Linda Hall is looking for the right combination of variety choice and agronomic practices to make oats more attractive to growers in central Alberta.

The Catch-22 of oat production

Tests in central Alberta yield some useful information on N rates and the effectiveness of plant growth regulators

Linda Hall has a soft spot for the humble oat, mainly because she doesn’t think it’s really all that humble. “Milling oats are a high-value crop,” Hall says. “We’re seeing companies like Richardson buying up oat milling capacity, so the markets are there if we can grow the right kind of oat.” It all depends […] Read more


The Breton Classical Plots were established in 1930, just east of the town of Breton and 100 km southwest of Edmonton.

Some old ways aren’t better, but…

Long-term rotation study underlines that summerfallow harms soil health, but the old mixed farming model looks pretty good

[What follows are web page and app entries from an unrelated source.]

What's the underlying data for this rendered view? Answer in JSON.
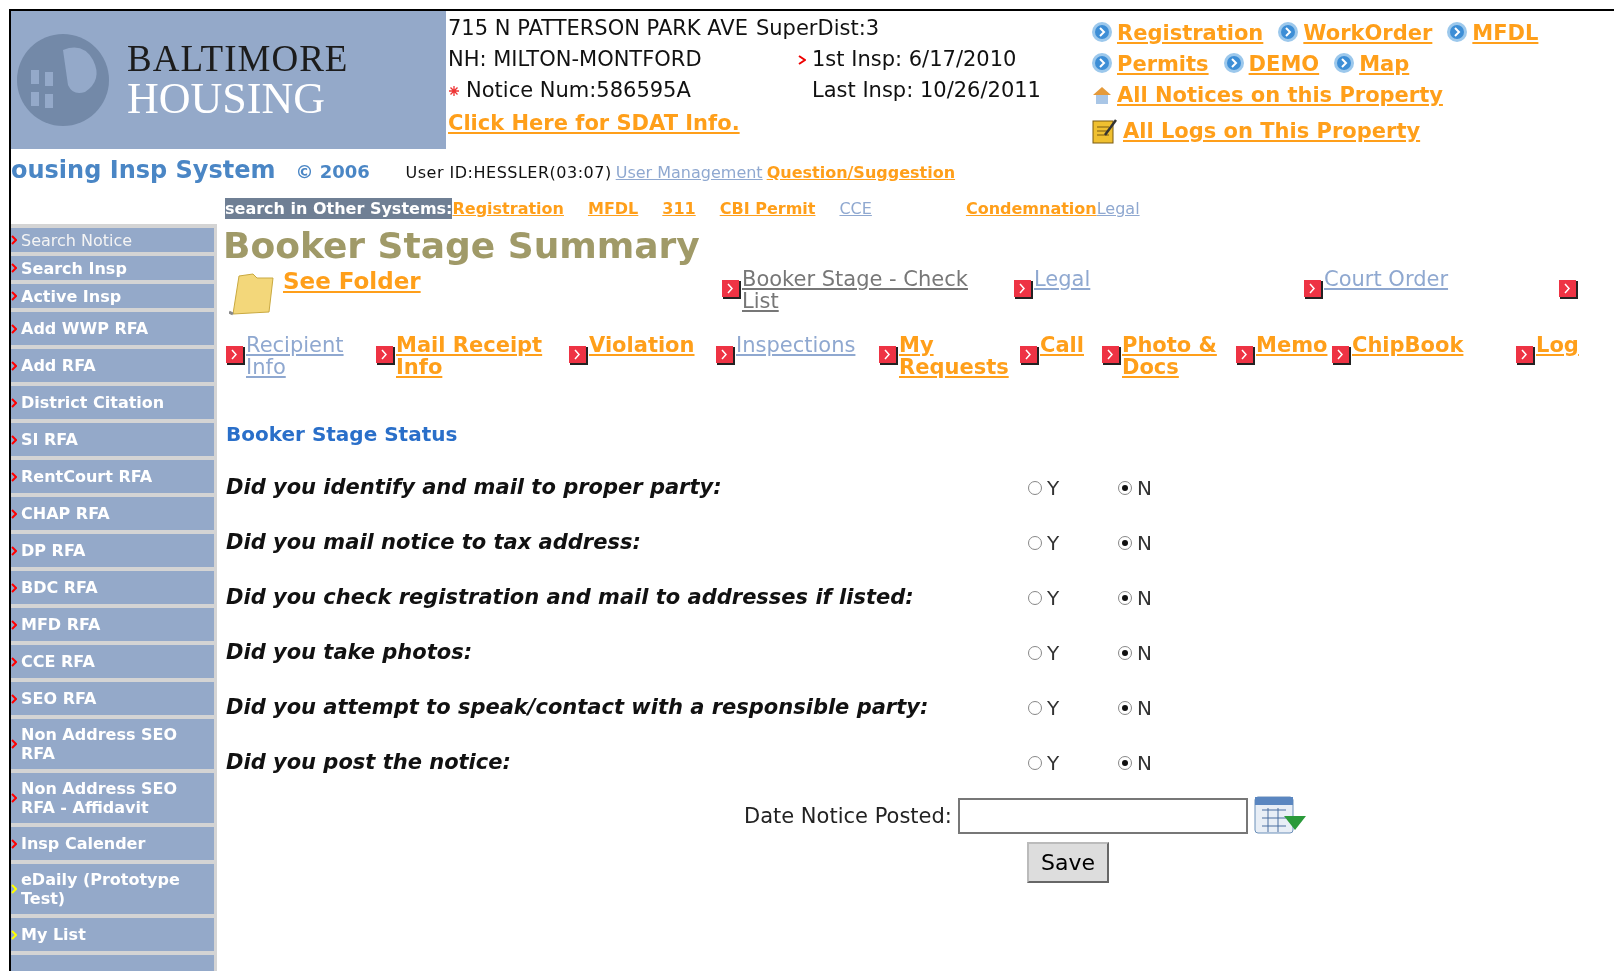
{
  "logo": {
    "line1": "BALTIMORE",
    "line2": "HOUSING"
  },
  "property": {
    "address": "715 N PATTERSON PARK AVE",
    "super_dist": "SuperDist:3",
    "neighborhood": "NH: MILTON-MONTFORD",
    "first_insp": "1st Insp: 6/17/2010",
    "notice_num": "Notice Num:586595A",
    "last_insp": "Last Insp: 10/26/2011",
    "sdat_link": "Click Here for SDAT Info."
  },
  "quick_links": [
    [
      {
        "label": "Registration"
      },
      {
        "label": "WorkOrder"
      },
      {
        "label": "MFDL"
      }
    ],
    [
      {
        "label": "Permits"
      },
      {
        "label": "DEMO"
      },
      {
        "label": "Map"
      }
    ]
  ],
  "notices_link": "All Notices on this Property",
  "logs_link": "All Logs on This Property",
  "app": {
    "title": "ousing Insp System",
    "copyright": "© 2006",
    "user_id": "User ID:HESSLER(03:07)",
    "user_management": "User Management",
    "question": "Question/Suggestion"
  },
  "other_systems": {
    "label": "search in Other Systems:",
    "links": [
      {
        "label": "Registration",
        "visited": false
      },
      {
        "label": "MFDL",
        "visited": false
      },
      {
        "label": "311",
        "visited": false
      },
      {
        "label": "CBI Permit",
        "visited": false
      },
      {
        "label": "CCE",
        "visited": true
      },
      {
        "label": "Condemnation",
        "visited": false
      },
      {
        "label": "Legal",
        "visited": true
      }
    ]
  },
  "sidebar": [
    {
      "label": "Search Notice",
      "visited": true,
      "color": "#ff0000"
    },
    {
      "label": "Search Insp",
      "visited": false,
      "color": "#ff0000"
    },
    {
      "label": "Active Insp",
      "visited": false,
      "color": "#ff0000"
    },
    {
      "label": "Add WWP RFA",
      "visited": false,
      "color": "#ff0000"
    },
    {
      "label": "Add RFA",
      "visited": false,
      "color": "#ff0000"
    },
    {
      "label": "District Citation",
      "visited": false,
      "color": "#ff0000"
    },
    {
      "label": "SI RFA",
      "visited": false,
      "color": "#ff0000"
    },
    {
      "label": "RentCourt RFA",
      "visited": false,
      "color": "#ff0000"
    },
    {
      "label": "CHAP RFA",
      "visited": false,
      "color": "#ff0000"
    },
    {
      "label": "DP RFA",
      "visited": false,
      "color": "#ff0000"
    },
    {
      "label": "BDC RFA",
      "visited": false,
      "color": "#ff0000"
    },
    {
      "label": "MFD RFA",
      "visited": false,
      "color": "#ff0000"
    },
    {
      "label": "CCE RFA",
      "visited": false,
      "color": "#ff0000"
    },
    {
      "label": "SEO RFA",
      "visited": false,
      "color": "#ff0000"
    },
    {
      "label": "Non Address SEO RFA",
      "visited": false,
      "color": "#ff0000"
    },
    {
      "label": "Non Address SEO RFA - Affidavit",
      "visited": false,
      "color": "#ff0000"
    },
    {
      "label": "Insp Calender",
      "visited": false,
      "color": "#ff0000"
    },
    {
      "label": "eDaily (Prototype Test)",
      "visited": false,
      "color": "#ffff00"
    },
    {
      "label": "My List",
      "visited": false,
      "color": "#ffff00"
    }
  ],
  "page_title": "Booker Stage Summary",
  "see_folder": "See Folder",
  "nav_row1": [
    {
      "label": "Booker Stage - Check List",
      "kind": "current"
    },
    {
      "label": "Legal",
      "kind": "visited"
    },
    {
      "label": "Court Order",
      "kind": "visited"
    }
  ],
  "nav_row2": [
    {
      "label": "Recipient Info",
      "kind": "visited"
    },
    {
      "label": "Mail Receipt Info",
      "kind": "link"
    },
    {
      "label": "Violation",
      "kind": "link"
    },
    {
      "label": "Inspections",
      "kind": "visited"
    },
    {
      "label": "My Requests",
      "kind": "link"
    },
    {
      "label": "Call",
      "kind": "link"
    },
    {
      "label": "Photo & Docs",
      "kind": "link"
    },
    {
      "label": "Memo",
      "kind": "link"
    },
    {
      "label": "ChipBook",
      "kind": "link"
    },
    {
      "label": "Log",
      "kind": "link"
    }
  ],
  "status_heading": "Booker Stage Status",
  "questions": [
    {
      "text": "Did you identify and mail to proper party:",
      "options": [
        {
          "label": "Y",
          "selected": false
        },
        {
          "label": "N",
          "selected": true
        }
      ]
    },
    {
      "text": "Did you mail notice to tax address:",
      "options": [
        {
          "label": "Y",
          "selected": false
        },
        {
          "label": "N",
          "selected": true
        }
      ]
    },
    {
      "text": "Did you check registration and mail to addresses if listed:",
      "options": [
        {
          "label": "Y",
          "selected": false
        },
        {
          "label": "N",
          "selected": true
        }
      ]
    },
    {
      "text": "Did you take photos:",
      "options": [
        {
          "label": "Y",
          "selected": false
        },
        {
          "label": "N",
          "selected": true
        }
      ]
    },
    {
      "text": "Did you attempt to speak/contact with a responsible party:",
      "options": [
        {
          "label": "Y",
          "selected": false
        },
        {
          "label": "N",
          "selected": true
        }
      ]
    },
    {
      "text": "Did you post the notice:",
      "options": [
        {
          "label": "Y",
          "selected": false
        },
        {
          "label": "N",
          "selected": true
        }
      ]
    }
  ],
  "date_label": "Date Notice Posted:",
  "save": "Save"
}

You might think that a long-term crop test might mean five years. A decade would be remarkable. But what could plots tell you about soil health if they’ve been going on for 87 years? They would tell you that Prairie farmers were right to stop keeping fields in fallow as part of a rotation and […] Read more

Are there ways to stop AgriStability from tipping its payments toward some types of farms, and away from family grain farms?

Can you count on AgriStability?

A lot depends on the kind of operation you’re running, and whether you use family labour

Sue and Jim started farming by buying 300 acres, with buildings. By renting additional land, they quickly expanded to 2,500 acres. They supported this expansion with machinery that was mainly leased, and hired custom harvesting. They relied on a bank line of credit for much of their operating money. The last five years were good, […] Read more


Camelina seed is dense with omega-3 fatty acids and protein.

Could camelina be ‘the next canola?’

You’ve heard the pitch on this oilseed before, but this time it could actually be true

[Updated Dec. 12, 2016; at bottom] – Jack Grushcow says the sky’s the limit for camelina, and he isn’t referring to the brief but well-publicized test when it was used for jet fuel a couple of years ago. Grushcow is CEO of Linnaeus Plant Sciences, which owns Smart Earth Seeds, a company developing new camelina […] Read more

Studies in three Prairie provinces used covers to block rainfall and simulate various levels of drought.

Stocking rates key to climate change adjustment

Low defoliation rates and leaving lots of litter are best for coping with weather variations from year to year

Fast and hard? Slow and easy? And how many animals per acre? Stocking and defoliation rates are a complex and even controversial issue, and depend a lot on the weather. Climate change could make them even more complex. To get a better idea on how producers should respond, Edward Bork and a team from the […] Read more